Advisory Committee Urges FAA to Loosen Personal Electronic Device Regulations
The US Federal Aviation Administration recently received word from a special advisory committee that it should ease restrictions on airline passengers’ use of personal electronic devices during takeoff and landing. In its recommendation, the advisory committee urges the FAA to allow travelers on commercial airlines to keep their personal electronic devices (PEDs) switched on during takeoff and landing – a decision that is exactly opposite of long-standing rules governing such conduct.
People who are familiar with the talks said the recommendation covers a variety of devices including connected PEDs like smartphones, tablets and e-readers. These electronics will still need to be placed into “Airplane Mode,” meaning their wireless antennas must be turned off, but owners can enjoy other functions such as watching movies or listening to music while taking off and landing.

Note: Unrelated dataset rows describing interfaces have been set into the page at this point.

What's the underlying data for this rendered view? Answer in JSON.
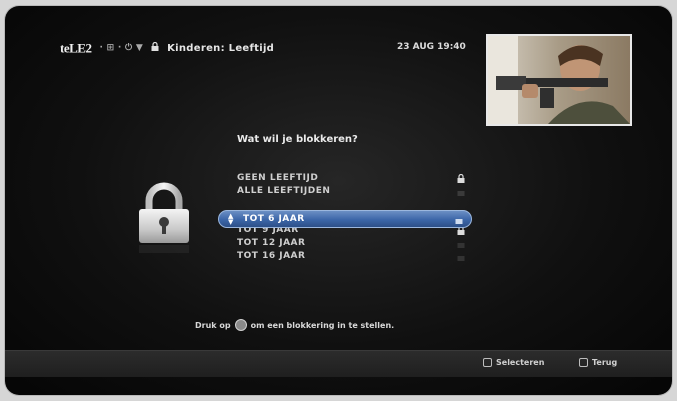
{
  "header": {
    "logo": "teLE2",
    "logo_sup": "",
    "breadcrumb": "· ⊞ · ⏻ ▼",
    "title": "Kinderen: Leeftijd",
    "datetime": "23 AUG 19:40"
  },
  "main": {
    "question": "Wat wil je blokkeren?",
    "options": [
      {
        "label": "GEEN LEEFTIJD",
        "locked": true
      },
      {
        "label": "ALLE LEEFTIJDEN",
        "locked": false
      },
      {
        "label": "TOT 6 JAAR",
        "locked": false,
        "selected": true
      },
      {
        "label": "TOT 9 JAAR",
        "locked": true
      },
      {
        "label": "TOT 12 JAAR",
        "locked": false
      },
      {
        "label": "TOT 16 JAAR",
        "locked": false
      }
    ],
    "hint_before": "Druk op",
    "hint_after": "om een blokkering in te stellen."
  },
  "footer": {
    "select_label": "Selecteren",
    "back_label": "Terug"
  },
  "icons": {
    "big_lock": "padlock-icon",
    "small_lock": "padlock-icon",
    "ok_button": "ok-button-icon",
    "select_button": "select-button-icon",
    "back_button": "back-button-icon"
  },
  "colors": {
    "selection": "#3c66a8",
    "background": "#101010",
    "text": "#cfcfcf"
  }
}
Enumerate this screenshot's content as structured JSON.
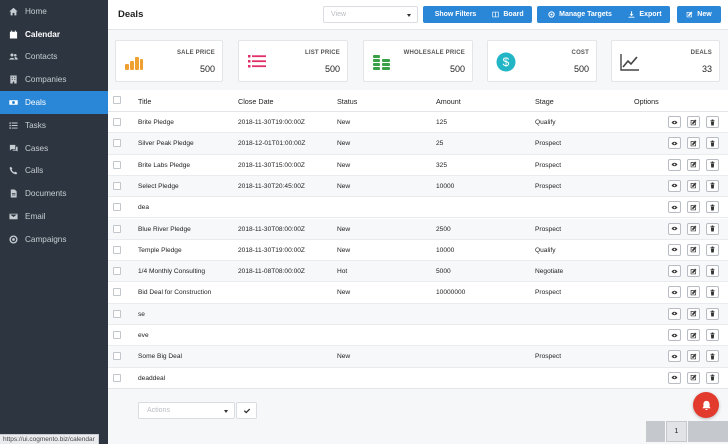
{
  "sidebar": {
    "items": [
      {
        "label": "Home",
        "icon": "home-icon"
      },
      {
        "label": "Calendar",
        "icon": "calendar-icon"
      },
      {
        "label": "Contacts",
        "icon": "users-icon"
      },
      {
        "label": "Companies",
        "icon": "building-icon"
      },
      {
        "label": "Deals",
        "icon": "money-icon"
      },
      {
        "label": "Tasks",
        "icon": "list-icon"
      },
      {
        "label": "Cases",
        "icon": "chat-icon"
      },
      {
        "label": "Calls",
        "icon": "phone-icon"
      },
      {
        "label": "Documents",
        "icon": "document-icon"
      },
      {
        "label": "Email",
        "icon": "envelope-icon"
      },
      {
        "label": "Campaigns",
        "icon": "target-icon"
      }
    ],
    "active": "Deals",
    "status_url": "https://ui.cogmento.biz/calendar"
  },
  "header": {
    "title": "Deals",
    "view_placeholder": "View",
    "buttons": {
      "show_filters": "Show Filters",
      "board": "Board",
      "manage_targets": "Manage Targets",
      "export": "Export",
      "new": "New"
    }
  },
  "stats": {
    "sale_price": {
      "label": "SALE PRICE",
      "value": "500"
    },
    "list_price": {
      "label": "LIST PRICE",
      "value": "500"
    },
    "wholesale_price": {
      "label": "WHOLESALE PRICE",
      "value": "500"
    },
    "cost": {
      "label": "COST",
      "value": "500"
    },
    "deals": {
      "label": "DEALS",
      "value": "33"
    }
  },
  "table": {
    "columns": [
      "Title",
      "Close Date",
      "Status",
      "Amount",
      "Stage",
      "Options"
    ],
    "rows": [
      [
        "Brite Pledge",
        "2018-11-30T19:00:00Z",
        "New",
        "125",
        "Qualify"
      ],
      [
        "Silver Peak Pledge",
        "2018-12-01T01:00:00Z",
        "New",
        "25",
        "Prospect"
      ],
      [
        "Brite Labs Pledge",
        "2018-11-30T15:00:00Z",
        "New",
        "325",
        "Prospect"
      ],
      [
        "Select Pledge",
        "2018-11-30T20:45:00Z",
        "New",
        "10000",
        "Prospect"
      ],
      [
        "dea",
        "",
        "",
        "",
        ""
      ],
      [
        "Blue River Pledge",
        "2018-11-30T08:00:00Z",
        "New",
        "2500",
        "Prospect"
      ],
      [
        "Temple Pledge",
        "2018-11-30T19:00:00Z",
        "New",
        "10000",
        "Qualify"
      ],
      [
        "1/4 Monthly Consulting",
        "2018-11-08T08:00:00Z",
        "Hot",
        "5000",
        "Negotiate"
      ],
      [
        "Bid Deal for Construction",
        "",
        "New",
        "10000000",
        "Prospect"
      ],
      [
        "se",
        "",
        "",
        "",
        ""
      ],
      [
        "eve",
        "",
        "",
        "",
        ""
      ],
      [
        "Some Big Deal",
        "",
        "New",
        "",
        "Prospect"
      ],
      [
        "deaddeal",
        "",
        "",
        "",
        ""
      ]
    ]
  },
  "footer": {
    "actions_placeholder": "Actions",
    "current_page": "1"
  },
  "colors": {
    "accent": "#2a86d6",
    "sidebar_bg": "#2d3640",
    "notification": "#e23b2e",
    "stat_orange": "#f0a030",
    "stat_pink": "#e0306a",
    "stat_green": "#3aa048",
    "stat_teal": "#22b5c6"
  }
}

As of right now, all electronic devices are required to be turned off when planes are flying under 10,000 feet. This measure is meant to prevent interference with on-board instrumentation and communication equipment during critical phases of flight. Critics of the existing regulations are saying the rules are baseless, pointing out that newer aircrafts are adequately equipped to deal with interference that may be caused by a PED.
The 28-member committee came to the decision in a closed-door meeting recently and will be issuing an official report to the FAA next week according to sources. While a win for proponents of changing FAA regulations, the agency isn’t legally bound to follow the advice and could stall implementation for years. This is unlikely as the FAA created the committee and put members of its staff on the panel. If the recommendation is followed and put on the fast track to deployment, passengers may see restrictions lifted by as early as 2014. In another scenario, industry officials say airlines may have to apply for FAA approval on a case-by-case basis that could take more than a year to complete.
We’ll have to see what decision ends up being made. What do you think of the whole situation?
Source: Associated Press